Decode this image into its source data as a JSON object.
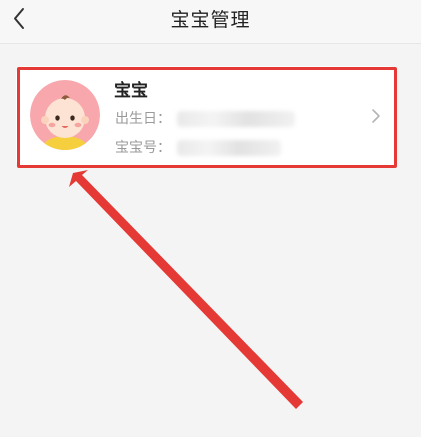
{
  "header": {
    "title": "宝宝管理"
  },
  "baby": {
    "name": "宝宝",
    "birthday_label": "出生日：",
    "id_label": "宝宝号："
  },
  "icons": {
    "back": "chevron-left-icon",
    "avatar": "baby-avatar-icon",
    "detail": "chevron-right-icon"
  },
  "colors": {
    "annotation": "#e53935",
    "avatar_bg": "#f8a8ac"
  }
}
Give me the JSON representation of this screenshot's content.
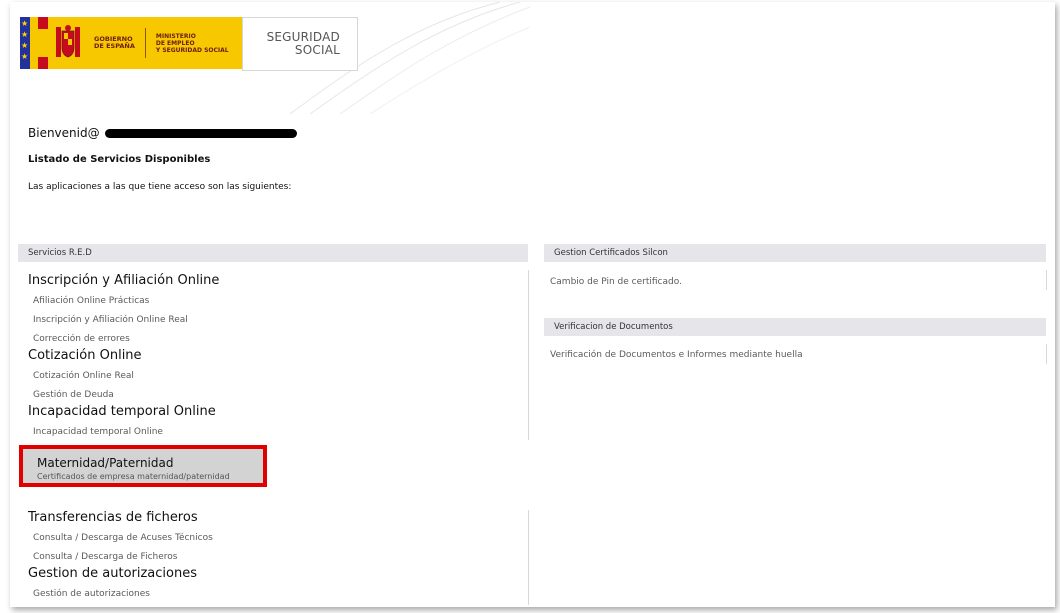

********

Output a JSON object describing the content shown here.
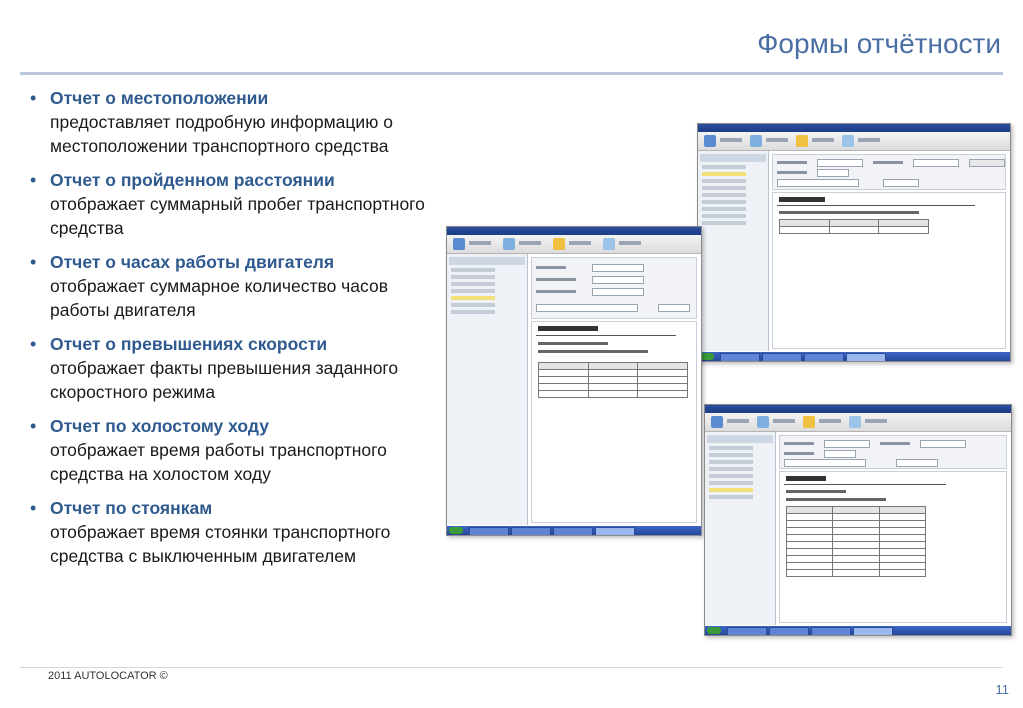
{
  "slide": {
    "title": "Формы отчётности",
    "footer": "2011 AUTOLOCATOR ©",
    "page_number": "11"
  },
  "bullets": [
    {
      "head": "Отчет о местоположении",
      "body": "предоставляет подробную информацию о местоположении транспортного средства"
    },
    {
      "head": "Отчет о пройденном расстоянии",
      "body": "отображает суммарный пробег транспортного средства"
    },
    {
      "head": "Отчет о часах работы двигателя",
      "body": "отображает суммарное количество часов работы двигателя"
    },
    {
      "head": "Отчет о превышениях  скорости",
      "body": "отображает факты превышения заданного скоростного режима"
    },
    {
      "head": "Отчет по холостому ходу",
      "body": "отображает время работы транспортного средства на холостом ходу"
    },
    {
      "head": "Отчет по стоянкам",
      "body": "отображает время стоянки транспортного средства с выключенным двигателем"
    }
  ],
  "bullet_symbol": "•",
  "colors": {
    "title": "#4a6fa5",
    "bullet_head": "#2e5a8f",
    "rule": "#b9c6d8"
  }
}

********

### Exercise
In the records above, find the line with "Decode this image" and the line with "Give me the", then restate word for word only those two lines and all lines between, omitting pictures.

### Response to this task
Decode this image into its source data as a JSON object.
{
  "header": {
    "title": "宝宝管理"
  },
  "baby": {
    "name": "宝宝",
    "birthday_label": "出生日：",
    "id_label": "宝宝号："
  },
  "icons": {
    "back": "chevron-left-icon",
    "avatar": "baby-avatar-icon",
    "detail": "chevron-right-icon"
  },
  "colors": {
    "annotation": "#e53935",
    "avatar_bg": "#f8a8ac"
  }
}
Give me the JSON representation of this screenshot's content.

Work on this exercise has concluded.